    Section 3: Completing Form W-9

    3.1 Personal Information

    The individual or entity providing their TIN must complete their full legal name, address, and the TIN itself. The TIN can be either a Social Security Number (SSN) or an Employer Identification Number (EIN), depending on their status.

    3.2 Certification

    The payee must certify that the information provided on the form is accurate. Any false information could result in penalties, making it crucial to ensure its correctness.

    3.3 Exemptions

    If the payee is exempt from backup withholding, they must indicate this on the form. Such exemptions typically apply to certain government entities and tax-exempt organizations.

    Section 4: IRS Form W-9 vs. Form W-4

    4.1 Form W-4

    Form W-4 is used by employees to inform their employers about their withholding preferences, which determine the amount of income tax that will be withheld from their paychecks.

    4.2 Form W-9

    Form W-9, on the other hand, is used for collecting TIN information from individuals or entities with whom the organization conducts business. It does not impact income tax withholding for employees.

    Section 5: Importance of Form W-9 for HR Managers

    5.1 Compliance

    One of the primary reasons HR managers need to be well-versed in Form W-9 is to ensure compliance with tax laws. Accurate and up-to-date TIN information is vital to avoid IRS penalties.

    5.2 Accurate Reporting

    Form W-9 is essential for accurate tax reporting, particularly when preparing 1099-MISC forms for independent contractors and other payees. Errors can lead to discrepancies in tax filings and potential audits.

    5.3 Documentation

    Having completed and updated Form W-9s on file for all relevant payees is crucial for proper documentation. It simplifies tax reporting and provides a record of all relevant TINs, names, and addresses for the organization.

    Section 6: Penalties for Noncompliance

    6.1 Backup Withholding

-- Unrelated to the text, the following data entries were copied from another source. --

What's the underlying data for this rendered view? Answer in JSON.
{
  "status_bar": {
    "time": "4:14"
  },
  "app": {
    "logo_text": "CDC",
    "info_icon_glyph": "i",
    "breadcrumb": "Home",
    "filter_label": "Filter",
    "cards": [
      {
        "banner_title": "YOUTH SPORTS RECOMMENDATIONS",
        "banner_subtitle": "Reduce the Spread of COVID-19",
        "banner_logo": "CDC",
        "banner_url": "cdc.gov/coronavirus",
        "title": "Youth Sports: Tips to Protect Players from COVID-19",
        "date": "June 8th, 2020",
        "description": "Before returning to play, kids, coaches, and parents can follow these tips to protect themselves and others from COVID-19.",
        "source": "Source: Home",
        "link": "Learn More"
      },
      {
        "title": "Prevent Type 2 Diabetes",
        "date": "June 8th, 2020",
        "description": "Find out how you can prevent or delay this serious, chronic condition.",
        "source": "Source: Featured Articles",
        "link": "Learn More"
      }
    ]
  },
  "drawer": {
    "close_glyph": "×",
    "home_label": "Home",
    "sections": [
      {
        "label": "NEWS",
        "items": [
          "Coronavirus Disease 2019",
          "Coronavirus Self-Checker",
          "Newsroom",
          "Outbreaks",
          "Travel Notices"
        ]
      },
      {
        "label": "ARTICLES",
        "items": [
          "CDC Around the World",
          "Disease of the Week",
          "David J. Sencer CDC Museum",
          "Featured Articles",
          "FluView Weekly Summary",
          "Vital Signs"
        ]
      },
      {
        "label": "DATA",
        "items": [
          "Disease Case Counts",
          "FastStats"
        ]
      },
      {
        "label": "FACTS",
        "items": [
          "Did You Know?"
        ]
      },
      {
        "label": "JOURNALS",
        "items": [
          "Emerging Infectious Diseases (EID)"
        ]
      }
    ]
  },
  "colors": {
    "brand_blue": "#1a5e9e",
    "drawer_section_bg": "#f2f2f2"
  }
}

    If a payee fails to provide a correct TIN or falsely certifies their information, the IRS may impose backup withholding. Currently, the backup withholding rate is 24%.

    6.2 Fines and Penalties

    Noncompliance with Form W-9 requirements can result in substantial fines. For instance, the penalty for knowingly providing false information on Form W-9 can be as high as $530 per form.

    Section 7: Validity of Form W-9

    7.1 Period of Validity

    Form W-9 is generally considered valid indefinitely, as long as the payee’s information remains accurate and up-to-date. However, it is advisable to request updated forms periodically to ensure compliance.

    7.2 Changes in Payee’s Status

    Should a payee’s legal status or tax classification change, it is essential to obtain a new Form W-9 reflecting these changes to maintain accurate records.

    Section 8: Record-Keeping

    8.1 Filing and Storage

    HR managers must maintain accurate records of Form W-9s for at least four years after the respective tax year. These records should be readily accessible for IRS inspection if necessary.

    8.2 Secure Handling

    Protecting the sensitive information collected on Form W-9 is paramount. Implement secure filing and storage procedures to prevent data breaches and unauthorized access.

    Section 9: Conclusion

    In conclusion, Form W-9 is a vital tool for HR managers, enabling them to collect accurate tax information from individuals and entities they engage in business transactions with. Understanding the purpose, importance, and potential consequences of noncompliance is crucial for maintaining legal and financial integrity.

    By following the guidelines and regulations outlined in this comprehensive guide and seeking legal counsel when necessary, HR managers can ensure that their organization remains compliant and avoids potential penalties and fines associated with Form W-9.

    Remember that tax laws and regulations can change, so it is advisable to consult with legal and tax professionals or refer to the IRS website for the most up-to-date information on Form W-9 and its requirements. Staying informed and proactive in managing Form W-9 records is key to smooth tax-related operations within your organization.

    Disclaimer: This article provides general guidance and information. HR managers should consult with legal experts to ensure compliance with federal, state, and local laws when implementing these strategies.